Cruise, the autonomous vehicle company that’s majority owned by General Motors, may soon be giving rides in driverless test vehicles to passengers in California.
The California Public Utilities Commission (CPUC) said on Friday that Cruise is authorized to give passengers rides in prototype robotaxis.
In a public statement, the CPUC said Cruise is the first autonomous vehicle developer to obtain such a permit. In order to allow passengers to ride in their test vehicles without a driver on board, Cruise may not charge fees for the rides and will have to submit quarterly reports about its autonomous vehicles, as well as a passenger safety plan, the CPUC said.

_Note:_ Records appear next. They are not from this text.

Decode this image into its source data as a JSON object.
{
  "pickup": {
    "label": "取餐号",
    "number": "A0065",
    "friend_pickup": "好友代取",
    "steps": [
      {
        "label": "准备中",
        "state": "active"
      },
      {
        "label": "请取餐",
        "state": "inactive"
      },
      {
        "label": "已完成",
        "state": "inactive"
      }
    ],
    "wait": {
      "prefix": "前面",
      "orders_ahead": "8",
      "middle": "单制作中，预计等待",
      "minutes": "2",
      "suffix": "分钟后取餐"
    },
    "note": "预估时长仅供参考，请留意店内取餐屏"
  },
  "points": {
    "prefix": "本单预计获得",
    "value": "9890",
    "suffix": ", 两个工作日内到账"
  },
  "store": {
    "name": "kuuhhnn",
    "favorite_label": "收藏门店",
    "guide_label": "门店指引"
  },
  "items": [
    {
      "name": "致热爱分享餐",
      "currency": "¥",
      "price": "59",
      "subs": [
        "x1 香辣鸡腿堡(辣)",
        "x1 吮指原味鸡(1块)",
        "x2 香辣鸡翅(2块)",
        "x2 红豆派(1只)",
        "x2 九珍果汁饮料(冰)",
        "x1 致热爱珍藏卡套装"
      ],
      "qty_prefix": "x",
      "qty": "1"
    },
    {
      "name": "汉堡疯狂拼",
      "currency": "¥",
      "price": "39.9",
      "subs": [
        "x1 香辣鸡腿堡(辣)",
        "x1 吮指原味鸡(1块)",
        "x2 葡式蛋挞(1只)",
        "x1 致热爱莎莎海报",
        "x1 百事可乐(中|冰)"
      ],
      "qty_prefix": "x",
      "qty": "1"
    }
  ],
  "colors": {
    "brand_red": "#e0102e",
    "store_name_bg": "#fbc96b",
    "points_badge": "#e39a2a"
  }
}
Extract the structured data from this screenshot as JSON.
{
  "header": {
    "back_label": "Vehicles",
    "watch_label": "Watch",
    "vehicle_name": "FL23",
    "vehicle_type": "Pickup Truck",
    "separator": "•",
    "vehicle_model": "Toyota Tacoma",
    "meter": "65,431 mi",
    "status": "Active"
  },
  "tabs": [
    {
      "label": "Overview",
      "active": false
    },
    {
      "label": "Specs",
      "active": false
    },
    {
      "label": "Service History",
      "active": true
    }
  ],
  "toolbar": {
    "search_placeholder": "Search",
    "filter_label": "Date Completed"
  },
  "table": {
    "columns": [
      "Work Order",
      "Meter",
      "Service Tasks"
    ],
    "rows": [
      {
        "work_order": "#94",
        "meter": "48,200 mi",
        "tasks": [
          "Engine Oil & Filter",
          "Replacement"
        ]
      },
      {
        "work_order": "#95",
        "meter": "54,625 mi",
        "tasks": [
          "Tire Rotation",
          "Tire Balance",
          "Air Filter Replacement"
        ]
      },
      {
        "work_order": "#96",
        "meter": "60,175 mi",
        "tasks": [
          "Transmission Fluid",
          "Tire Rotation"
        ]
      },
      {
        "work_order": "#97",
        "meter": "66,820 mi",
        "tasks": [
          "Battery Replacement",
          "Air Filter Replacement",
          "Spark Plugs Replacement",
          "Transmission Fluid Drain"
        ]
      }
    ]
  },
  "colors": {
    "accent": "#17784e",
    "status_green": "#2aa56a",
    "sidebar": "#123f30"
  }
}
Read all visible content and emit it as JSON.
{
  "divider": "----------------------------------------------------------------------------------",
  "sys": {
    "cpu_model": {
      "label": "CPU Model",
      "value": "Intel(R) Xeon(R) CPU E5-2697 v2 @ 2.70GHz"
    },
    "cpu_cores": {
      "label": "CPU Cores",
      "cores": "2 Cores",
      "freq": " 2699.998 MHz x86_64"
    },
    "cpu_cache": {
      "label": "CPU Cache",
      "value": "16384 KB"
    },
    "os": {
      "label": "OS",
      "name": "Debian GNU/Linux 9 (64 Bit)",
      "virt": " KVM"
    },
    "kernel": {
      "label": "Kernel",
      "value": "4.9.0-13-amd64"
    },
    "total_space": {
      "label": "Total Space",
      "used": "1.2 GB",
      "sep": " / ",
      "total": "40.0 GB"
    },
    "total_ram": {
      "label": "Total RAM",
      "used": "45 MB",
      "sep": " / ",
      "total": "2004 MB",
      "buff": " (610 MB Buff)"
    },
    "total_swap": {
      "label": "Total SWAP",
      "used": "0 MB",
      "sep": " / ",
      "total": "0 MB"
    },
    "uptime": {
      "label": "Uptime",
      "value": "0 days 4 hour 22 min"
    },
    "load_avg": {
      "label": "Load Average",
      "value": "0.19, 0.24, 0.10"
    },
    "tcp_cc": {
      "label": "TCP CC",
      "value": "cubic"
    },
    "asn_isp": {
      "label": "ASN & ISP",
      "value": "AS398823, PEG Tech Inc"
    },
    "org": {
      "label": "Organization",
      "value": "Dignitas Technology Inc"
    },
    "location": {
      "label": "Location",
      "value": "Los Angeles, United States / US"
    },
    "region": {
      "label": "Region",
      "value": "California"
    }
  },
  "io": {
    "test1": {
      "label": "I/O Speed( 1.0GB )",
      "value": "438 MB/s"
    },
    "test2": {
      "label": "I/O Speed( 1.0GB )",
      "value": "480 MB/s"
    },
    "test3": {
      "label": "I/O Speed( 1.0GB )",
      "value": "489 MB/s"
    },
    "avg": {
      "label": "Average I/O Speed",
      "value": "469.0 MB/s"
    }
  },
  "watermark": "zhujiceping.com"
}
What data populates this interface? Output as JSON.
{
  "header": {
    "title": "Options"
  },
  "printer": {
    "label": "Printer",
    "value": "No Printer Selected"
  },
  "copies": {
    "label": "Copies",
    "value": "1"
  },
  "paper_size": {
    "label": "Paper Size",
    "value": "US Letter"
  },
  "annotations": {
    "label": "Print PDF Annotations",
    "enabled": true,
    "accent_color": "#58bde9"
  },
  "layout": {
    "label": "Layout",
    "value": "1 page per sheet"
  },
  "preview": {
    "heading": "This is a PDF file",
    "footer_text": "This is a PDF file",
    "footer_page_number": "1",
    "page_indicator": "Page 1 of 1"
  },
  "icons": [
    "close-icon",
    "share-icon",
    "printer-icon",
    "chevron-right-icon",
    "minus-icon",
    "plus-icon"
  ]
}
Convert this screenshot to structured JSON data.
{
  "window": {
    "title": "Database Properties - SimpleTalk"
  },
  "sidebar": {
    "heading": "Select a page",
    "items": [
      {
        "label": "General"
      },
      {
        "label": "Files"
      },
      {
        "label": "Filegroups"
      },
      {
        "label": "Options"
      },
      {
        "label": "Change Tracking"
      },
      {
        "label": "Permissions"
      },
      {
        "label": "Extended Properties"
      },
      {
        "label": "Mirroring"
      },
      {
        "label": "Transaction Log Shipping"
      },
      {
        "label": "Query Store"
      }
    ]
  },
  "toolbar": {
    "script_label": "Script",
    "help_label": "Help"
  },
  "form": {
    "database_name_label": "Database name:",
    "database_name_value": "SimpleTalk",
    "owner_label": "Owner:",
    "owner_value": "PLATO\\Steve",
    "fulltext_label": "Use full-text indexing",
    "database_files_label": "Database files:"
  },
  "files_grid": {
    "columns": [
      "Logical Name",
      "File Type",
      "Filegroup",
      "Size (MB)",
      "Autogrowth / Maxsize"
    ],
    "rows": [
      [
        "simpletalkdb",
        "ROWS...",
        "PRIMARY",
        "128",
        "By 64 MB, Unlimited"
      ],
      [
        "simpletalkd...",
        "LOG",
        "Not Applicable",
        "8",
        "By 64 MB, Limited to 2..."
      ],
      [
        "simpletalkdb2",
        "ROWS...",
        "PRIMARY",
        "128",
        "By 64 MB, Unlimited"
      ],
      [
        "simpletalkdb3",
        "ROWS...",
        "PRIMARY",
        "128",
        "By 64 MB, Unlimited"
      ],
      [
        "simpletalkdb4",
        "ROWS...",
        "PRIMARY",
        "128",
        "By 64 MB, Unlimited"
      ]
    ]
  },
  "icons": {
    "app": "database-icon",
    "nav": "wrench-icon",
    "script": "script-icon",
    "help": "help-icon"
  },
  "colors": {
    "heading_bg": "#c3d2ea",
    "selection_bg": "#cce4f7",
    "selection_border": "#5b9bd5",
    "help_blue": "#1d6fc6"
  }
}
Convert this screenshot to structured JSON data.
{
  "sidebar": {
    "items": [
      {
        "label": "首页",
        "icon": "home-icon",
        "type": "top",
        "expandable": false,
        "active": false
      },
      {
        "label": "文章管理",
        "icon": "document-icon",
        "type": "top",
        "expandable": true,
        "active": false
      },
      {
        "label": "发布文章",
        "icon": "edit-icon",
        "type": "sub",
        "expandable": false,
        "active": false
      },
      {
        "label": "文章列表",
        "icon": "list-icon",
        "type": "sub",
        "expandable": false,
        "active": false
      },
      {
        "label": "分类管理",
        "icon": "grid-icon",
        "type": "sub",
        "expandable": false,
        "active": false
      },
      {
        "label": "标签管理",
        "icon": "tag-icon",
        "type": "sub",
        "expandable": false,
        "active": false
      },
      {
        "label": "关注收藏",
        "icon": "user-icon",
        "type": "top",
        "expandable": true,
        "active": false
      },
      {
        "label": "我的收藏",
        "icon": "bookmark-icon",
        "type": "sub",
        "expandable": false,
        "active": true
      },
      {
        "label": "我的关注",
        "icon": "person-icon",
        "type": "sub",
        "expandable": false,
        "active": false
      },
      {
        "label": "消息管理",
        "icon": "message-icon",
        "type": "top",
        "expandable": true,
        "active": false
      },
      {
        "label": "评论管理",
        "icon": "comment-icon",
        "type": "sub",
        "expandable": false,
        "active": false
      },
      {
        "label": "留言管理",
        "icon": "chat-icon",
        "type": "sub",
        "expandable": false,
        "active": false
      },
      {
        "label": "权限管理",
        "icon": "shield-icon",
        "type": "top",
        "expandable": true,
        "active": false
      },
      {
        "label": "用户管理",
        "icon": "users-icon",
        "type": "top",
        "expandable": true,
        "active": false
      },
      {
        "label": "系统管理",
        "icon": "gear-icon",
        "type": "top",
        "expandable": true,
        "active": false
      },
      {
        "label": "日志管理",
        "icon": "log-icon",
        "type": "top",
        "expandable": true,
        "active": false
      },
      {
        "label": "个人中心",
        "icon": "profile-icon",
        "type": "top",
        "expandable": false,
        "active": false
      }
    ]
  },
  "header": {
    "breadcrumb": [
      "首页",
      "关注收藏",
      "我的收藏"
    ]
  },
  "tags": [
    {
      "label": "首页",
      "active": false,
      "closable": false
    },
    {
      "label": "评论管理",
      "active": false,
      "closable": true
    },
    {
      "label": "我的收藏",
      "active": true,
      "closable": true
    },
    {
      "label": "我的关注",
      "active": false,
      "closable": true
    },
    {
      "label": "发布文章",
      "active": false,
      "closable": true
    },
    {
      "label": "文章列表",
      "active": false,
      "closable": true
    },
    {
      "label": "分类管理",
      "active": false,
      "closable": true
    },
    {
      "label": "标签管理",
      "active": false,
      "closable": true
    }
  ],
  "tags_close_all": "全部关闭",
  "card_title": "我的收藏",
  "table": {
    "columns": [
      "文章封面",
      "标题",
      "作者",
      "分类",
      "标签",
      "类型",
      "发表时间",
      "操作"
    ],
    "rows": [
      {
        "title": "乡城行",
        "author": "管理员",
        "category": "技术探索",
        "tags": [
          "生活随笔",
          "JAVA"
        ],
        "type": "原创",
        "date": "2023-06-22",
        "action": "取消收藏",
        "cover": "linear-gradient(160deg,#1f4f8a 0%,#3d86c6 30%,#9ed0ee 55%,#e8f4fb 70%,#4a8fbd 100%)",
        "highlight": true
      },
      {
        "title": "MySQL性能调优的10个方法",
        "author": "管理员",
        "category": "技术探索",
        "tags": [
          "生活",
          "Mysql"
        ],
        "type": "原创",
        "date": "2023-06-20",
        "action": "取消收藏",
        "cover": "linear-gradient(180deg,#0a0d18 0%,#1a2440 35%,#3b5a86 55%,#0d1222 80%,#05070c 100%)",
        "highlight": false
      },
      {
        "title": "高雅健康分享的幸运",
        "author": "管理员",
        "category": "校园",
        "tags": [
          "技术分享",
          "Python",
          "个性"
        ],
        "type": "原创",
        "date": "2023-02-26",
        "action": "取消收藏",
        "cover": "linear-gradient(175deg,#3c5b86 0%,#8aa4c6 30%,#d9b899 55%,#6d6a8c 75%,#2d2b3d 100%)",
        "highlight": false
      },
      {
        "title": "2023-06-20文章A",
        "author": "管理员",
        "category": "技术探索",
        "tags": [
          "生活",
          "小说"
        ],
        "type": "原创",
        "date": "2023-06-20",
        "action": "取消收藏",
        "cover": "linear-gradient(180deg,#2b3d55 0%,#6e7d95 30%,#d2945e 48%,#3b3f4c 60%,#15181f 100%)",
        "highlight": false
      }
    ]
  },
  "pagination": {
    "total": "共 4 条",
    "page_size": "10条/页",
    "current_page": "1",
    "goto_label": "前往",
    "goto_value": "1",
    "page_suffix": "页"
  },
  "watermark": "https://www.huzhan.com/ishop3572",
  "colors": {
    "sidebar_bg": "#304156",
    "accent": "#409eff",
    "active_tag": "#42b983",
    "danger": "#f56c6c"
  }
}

As CNBC previously reported, Cruise expects production of its Origin driverless shuttles to start in early 2023. The company’s test fleet currently includes hundreds of Chevrolet Bolt EVs, which are equipped with Cruise’s driverless technology.
Waymo, Alphabet’s self-driving car unit, and Cruise are both seeking permits needed to start charging for rides and deliveries using their autonomous vehicles in San Francisco, according to a Reuters report in May.